Watch CBS News

Expert Warns About Teens Finding New Ways To Get Drunk

DENVER (CBS4) – Experts are warning parents about new ways teenagers are getting drunk without taking a sip of alcohol. Drinking liquid alcohol is no longer the only way to ingest alcohol; teens are also experimenting with alcohol in its gas and solid forms.

Officials at Denver Health Medical Center said they have treated more than two dozen patients who have gotten sick after inhaling alcohol vapors or using powdered alcohol.

Typically, when a person drinks alcohol it is absorbed through the body over time. But when inhaling alcohol, users feel the effects much quicker.

"It was instantaneous. Like you were out of it," said a 16-year-old who talked with CBS and asked not to be identified. She called the high from vaping alcohol "immediate and intense."

"We are seeing more experimentation than I have ever seen before," said Dr. Christopher Colwell, Chief of Emergency Medicine at Denver Health.

Colwell says most of the patients he has treated for vaping alcohol have been teenagers. "A lot of them are young teenagers, 13, 14, 15, but really concentrating in the 16-20 range."

On YouTube and other social media sites there are dozens of videos of young people turning booze into a vapor with everything from dry ice to bike pumps. There are also a number of commercially sold products for inhaling alcohol, ranging from the $35 Vaportini to the $600 Vapshot.

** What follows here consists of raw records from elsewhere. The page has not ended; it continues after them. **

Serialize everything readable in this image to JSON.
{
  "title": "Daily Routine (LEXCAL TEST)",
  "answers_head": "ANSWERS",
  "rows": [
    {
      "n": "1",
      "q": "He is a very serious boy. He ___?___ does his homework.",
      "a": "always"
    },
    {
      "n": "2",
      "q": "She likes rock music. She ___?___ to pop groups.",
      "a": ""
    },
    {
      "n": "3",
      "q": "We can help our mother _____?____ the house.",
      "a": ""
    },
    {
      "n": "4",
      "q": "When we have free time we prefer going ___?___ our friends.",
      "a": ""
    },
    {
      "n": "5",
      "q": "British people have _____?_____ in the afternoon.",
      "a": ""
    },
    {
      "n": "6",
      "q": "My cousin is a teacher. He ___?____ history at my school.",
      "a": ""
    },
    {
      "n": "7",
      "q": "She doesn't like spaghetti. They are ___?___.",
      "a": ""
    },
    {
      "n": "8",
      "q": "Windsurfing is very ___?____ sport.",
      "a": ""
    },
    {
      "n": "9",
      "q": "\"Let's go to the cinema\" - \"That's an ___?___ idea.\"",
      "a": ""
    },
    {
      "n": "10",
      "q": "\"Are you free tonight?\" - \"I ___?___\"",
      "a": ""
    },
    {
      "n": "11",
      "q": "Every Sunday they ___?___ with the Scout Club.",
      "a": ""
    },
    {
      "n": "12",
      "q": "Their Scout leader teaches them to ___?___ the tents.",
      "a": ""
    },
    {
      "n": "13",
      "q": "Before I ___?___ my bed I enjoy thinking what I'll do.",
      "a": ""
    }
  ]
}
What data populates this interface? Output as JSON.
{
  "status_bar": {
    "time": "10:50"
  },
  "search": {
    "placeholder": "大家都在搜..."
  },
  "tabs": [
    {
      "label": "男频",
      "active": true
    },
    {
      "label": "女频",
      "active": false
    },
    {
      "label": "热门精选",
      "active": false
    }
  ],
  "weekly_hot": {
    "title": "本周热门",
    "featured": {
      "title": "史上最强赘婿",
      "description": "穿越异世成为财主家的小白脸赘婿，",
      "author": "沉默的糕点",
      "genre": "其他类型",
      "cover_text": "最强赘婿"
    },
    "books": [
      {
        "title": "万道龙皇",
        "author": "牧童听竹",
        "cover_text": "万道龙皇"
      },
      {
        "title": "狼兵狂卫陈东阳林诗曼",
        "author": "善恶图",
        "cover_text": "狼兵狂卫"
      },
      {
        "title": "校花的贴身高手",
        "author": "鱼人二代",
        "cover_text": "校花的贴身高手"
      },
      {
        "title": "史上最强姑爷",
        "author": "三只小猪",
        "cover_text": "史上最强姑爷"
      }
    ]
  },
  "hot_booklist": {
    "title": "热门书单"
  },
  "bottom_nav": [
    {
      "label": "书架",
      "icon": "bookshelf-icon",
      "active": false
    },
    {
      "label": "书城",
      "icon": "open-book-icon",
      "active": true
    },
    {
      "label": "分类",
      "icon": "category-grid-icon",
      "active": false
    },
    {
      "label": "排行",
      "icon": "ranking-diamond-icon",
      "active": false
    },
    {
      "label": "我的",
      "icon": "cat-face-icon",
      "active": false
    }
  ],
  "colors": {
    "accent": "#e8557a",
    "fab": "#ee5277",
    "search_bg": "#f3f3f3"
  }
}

In addition to teenagers inhaling alcohol, Denver Health has seen teens who say they got intoxicated from powdered alcohol.

Some of the teens told doctors they got the powdered alcohol online. Although powdered alcohol is not legally sold in the U.S. it is sold in a number of foreign countries.

The idea of powdered alcohol got a lot of attention earlier this year, when the U.S. Alcohol Tobacco Tax and Trade Bureau mistakenly approved a product called palcohol. Just days later, after a public outcry the approval was voluntarily withdrawn. Afterwards, a number of recipes appeared on the Internet demonstrating how to make powdered alcohol. Most likely due to the attention, a website that sells one of the main ingredients saw a spike in sales.

In theory, powdered alcohol can be eaten, snorted or added to a liquid and turned into a cocktail. According to Dr. Colwell, the allure is the novelty and the portability.

"You can take a small bag of powder just about anywhere," he said.

But the fast-acting effects of powdered and vaporized alcohol can have dangerous results.

"We've had a few patients that have been very intoxicated," said Colwell. "One that I know of had to have a breathing tube put in and we had to breathe for them for a period of time because they were not breathing adequately on their own."

After learning about the dangers, the 16-year-old girl decided to stop vaping.

"I'm thankful I didn't die. Don't do it. Because it could be your last day," she said.

- Written by Mark Ackerman for

View CBS News In
CBS News App Open
Chrome Safari Continue
Be the first to know
Get browser notifications for breaking news, live events, and exclusive reporting.